An Inconvenient Lecture: Military Academy Professor Discusses Climate Change

Climatologist Adam Kalkstein shared his simple deductions from the latest scientific data: the earth is warming with devastating effects on the environment, and only intervention on a global scale can prevent further damage.

Kalkstein, a professor of geology and environmental engineering at the United States Military Academy, spoke Wednesday, April 6, to a crowded room of science students in the Coykendall Science Building auditorium. The climatologist kicked off his lecture with a mission statement: his aim was to use scientific data to understand the reality of climate change.

“I want to get rid of the politics and look at the science,” Kalkstein said with a grin.

To verify the existence of climate change, Kalkstein pointed to data from a 2006 Land-Ocean Anomaly Chart, which indicated that the earth is warming on average. According to Kalkstein, most reputable scientists agree with this conclusion. The real question lies in how much the planet is warming, how quickly the phenomenon is happening and what the cause of these changes is, he said.

Kalkstein then tackled a more controversial aspect of this hot topic: is climate change a natural phenomenon, or is human interaction with the environment the primary cause of global warming? The climatologist gave a brief primer on the greenhouse effect, an environmental process many scientists attribute to the rise in recorded temperatures on earth. According to Kalkstein, the greenhouse effect happens regardless of human behavior. However, increases in carbon dioxide emissions from human activity have exacerbated the effects of the greenhouse effect.

Kalkstein cited the Intergovernmental Panel on Climate Change (IPCC), an internationally-recognized organization of climatologists, who claimed in a recent report that human responsibility for climate change is 90-95 percent likely.

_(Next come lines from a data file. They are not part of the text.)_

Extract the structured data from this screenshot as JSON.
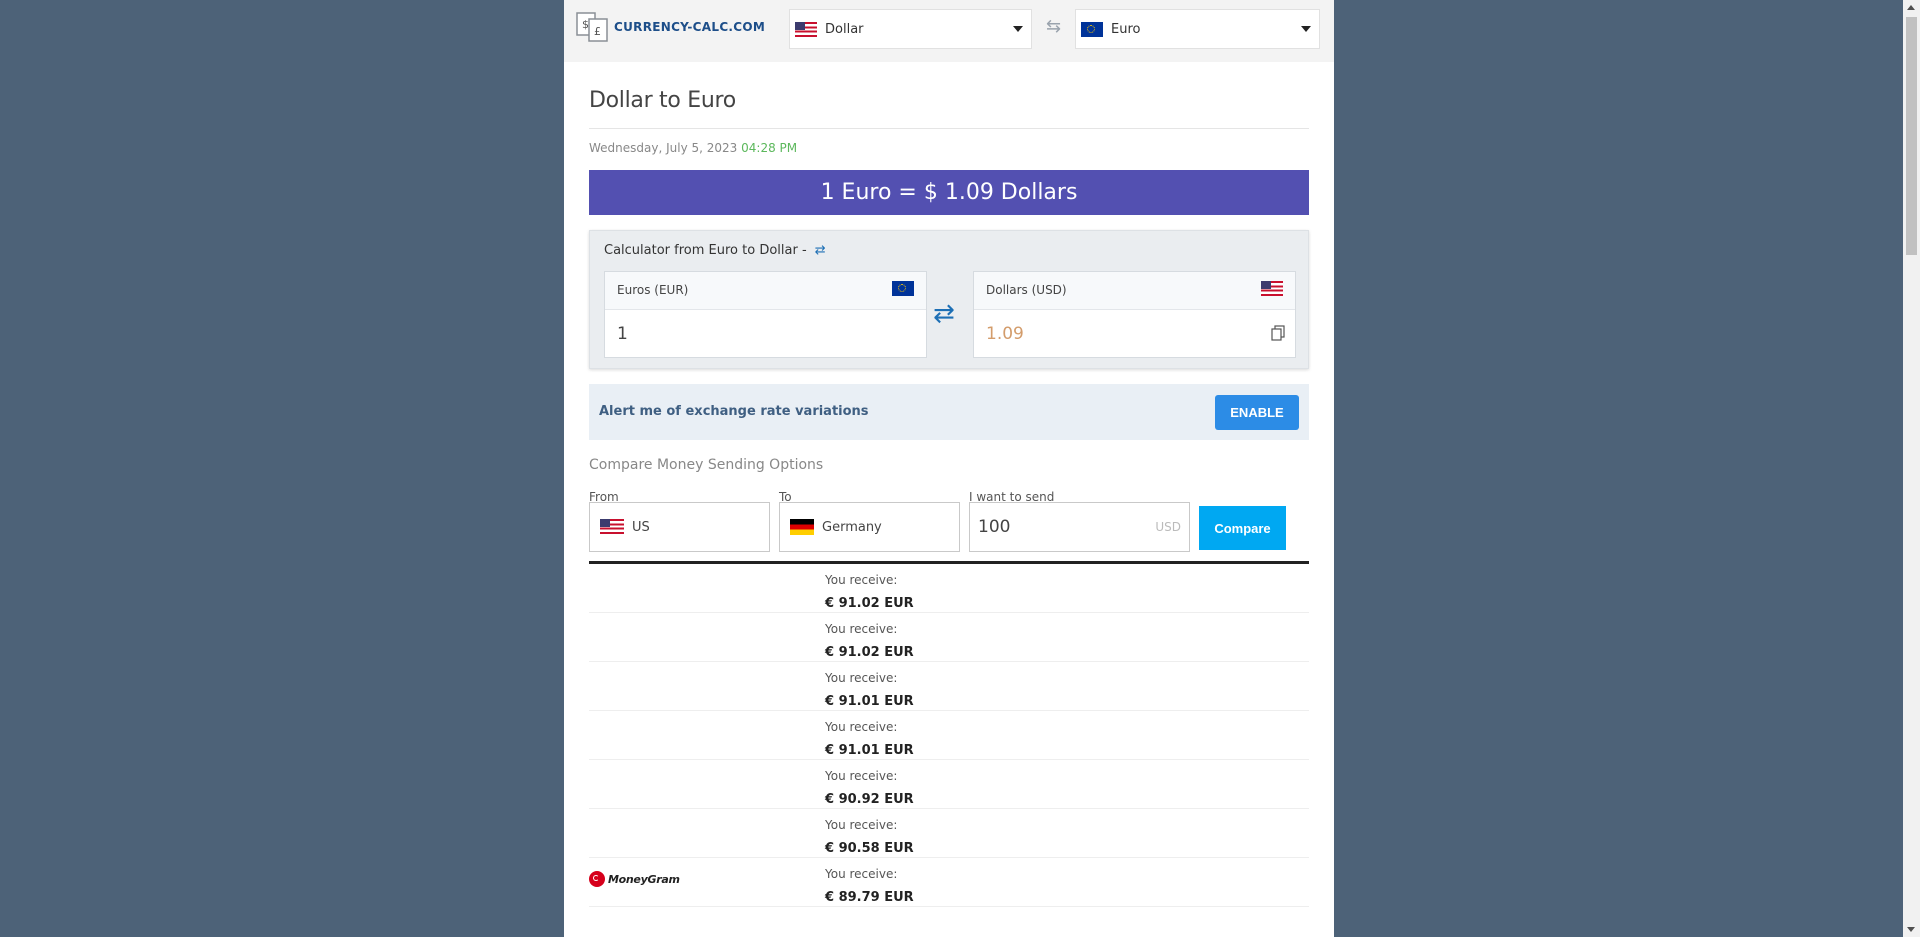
{
  "header": {
    "logo_text": "CURRENCY-CALC.COM",
    "from_currency": "Dollar",
    "to_currency": "Euro"
  },
  "main": {
    "title": "Dollar to Euro",
    "date": "Wednesday, July 5, 2023",
    "time": "04:28 PM",
    "rate_banner": "1 Euro = $ 1.09 Dollars"
  },
  "calculator": {
    "title": "Calculator from Euro to Dollar -",
    "from_label": "Euros (EUR)",
    "from_value": "1",
    "to_label": "Dollars (USD)",
    "to_value": "1.09"
  },
  "alert": {
    "text": "Alert me of exchange rate variations",
    "button": "ENABLE"
  },
  "compare": {
    "title": "Compare Money Sending Options",
    "from_label": "From",
    "from_value": "US",
    "to_label": "To",
    "to_value": "Germany",
    "send_label": "I want to send",
    "send_value": "100",
    "send_unit": "USD",
    "button": "Compare"
  },
  "results": {
    "receive_label": "You receive:",
    "rows": [
      {
        "amount": "€ 91.02 EUR"
      },
      {
        "amount": "€ 91.02 EUR"
      },
      {
        "amount": "€ 91.01 EUR"
      },
      {
        "amount": "€ 91.01 EUR"
      },
      {
        "amount": "€ 90.92 EUR"
      },
      {
        "amount": "€ 90.58 EUR"
      },
      {
        "amount": "€ 89.79 EUR",
        "provider": "MoneyGram"
      }
    ]
  },
  "colors": {
    "background": "#4d6278",
    "banner": "#5350b1",
    "enable_button": "#2c8ce6",
    "compare_button": "#00a8f2",
    "time_green": "#5cb85c"
  }
}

The climatologist noted that no conclusion can truly be 100 percent accurate considering the infinite amount of factors at play.

“There is no ‘smoking gun’ in this situation,” Kalkstein said.

The climatologist used data from around the globe to evaluate the effects of climate change on the earth’s land, weather and oceans. Kalkstein presented data that indicated climate change has not affected the frequency of hurricanes and tornadoes, contrary to popular opinion. However, it may contribute to their recent uptick in intensity, he said. The climatologist proved that flooding and droughts are on the rise around the globe, with temperatures becoming more extreme and more erratic on average. Climate change also means bad news for the floating ice of the world, Kalkstein said: temperature increases have caused much of the floating ice in the arctic to melt, contributing to habitat loss for species like polar bears and rises in global sea level.

But what can we do about these negative effects on the environment? According to Kalkstein, our individual impacts won’t do much good. Change has to happen on an international level, he said, with support from countries like China and India, which use more fossil fuels than any other countries on the planet. The climatologist urged students to push for policy changes that support the development of renewable energy sources and encourage international cooperation in solving global climate crisis.